You also write: "...why then don't we expect there to be a different source?"
I DID expect a "different source", and contamination comes quickly to mind (and may even be the right answer in the long run). I've explained why I think contamination is probably not the answer. On the other hand, high-sensitivity amino acid analyses on beautifully preserved collagens in 450 Myr-old graptolite periderm (Nature (1972) vol 237, p. 443-445) showed that there were little or no amino acids preserved in spite of the stunning physical preservation seen in TEM preparations. The same holds true for organic matter trapped within calcified Paleozoic trilobite cuticles. The preservation of proteins is a tricky process and there don't seem to be many iron-clad rules. Obviously, keeping water out to protect the peptide bonds is essential.
In the present instance there seem to be three choices: (1) the material is real dinosaur stuff (2) it is a contamination, most likely of metazoan origin, (3) it is a completely unknown bacterial material.
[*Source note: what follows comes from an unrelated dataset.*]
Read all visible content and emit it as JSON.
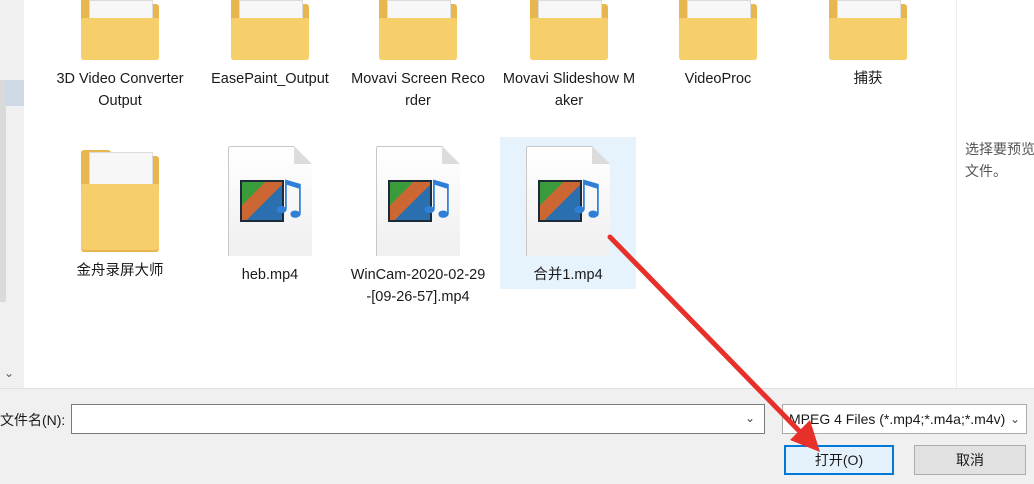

Hopefully, further research will sort it all out, but for the moment, #3 remains a real long shot.
First let me make it absolutely clear that I am no expert in paleontology or MS. Still I found this paper very interesting because I have a truly hard time believing the original claims by Schweitzer et al. As a microbiologist I cannot really believe that macromolecules from an animal source can be preserved for such an incredibly long period of time. It seems much more likely that these proteins should have been degraded long ago by bacterial or uni-cellular eukaryotic scavengers.
With this in mind, I find Paul Orwin's comments right on target. Bacterial biofilms are often communities where both prokaryotic and eukaryotic organisms are living together (often not exactly in close harmony, but that's a different story: see for example http://www.ncbi.nlm.nih.g...). I would say the presence of eukaryotes in a biofilm may be a perfectly acceptable explanation of finding hypro and hylys in the samples.
Like Orwin I would also not be very surprised to find hypro or hylys in some eubacteria. However one could argue that this is besides the point, because there are much more plausible explanations for the presence of hypro and hylys in a biofilm.
As I said earlier, I had difficulty accepting these two amino acids in fossil materials that old. But if metazoans in biofilms is "a perfectly acceptable explanation"(remember BOTH of these amino acids were found), it is unique, not having been reported in other paleontological materials. Hypro OR hylys, one or the other in some bacterium? Maybe, but, again, BOTH? Also unique, never been seen before in a bacterium. Not impossible, but most unlikely. It is probable that Schweitzer et al. will prepare a response to this paper. I'm willing to wait to see if the data are reproducible and that contamination can be ruled out. Amino acid racemization studies might help.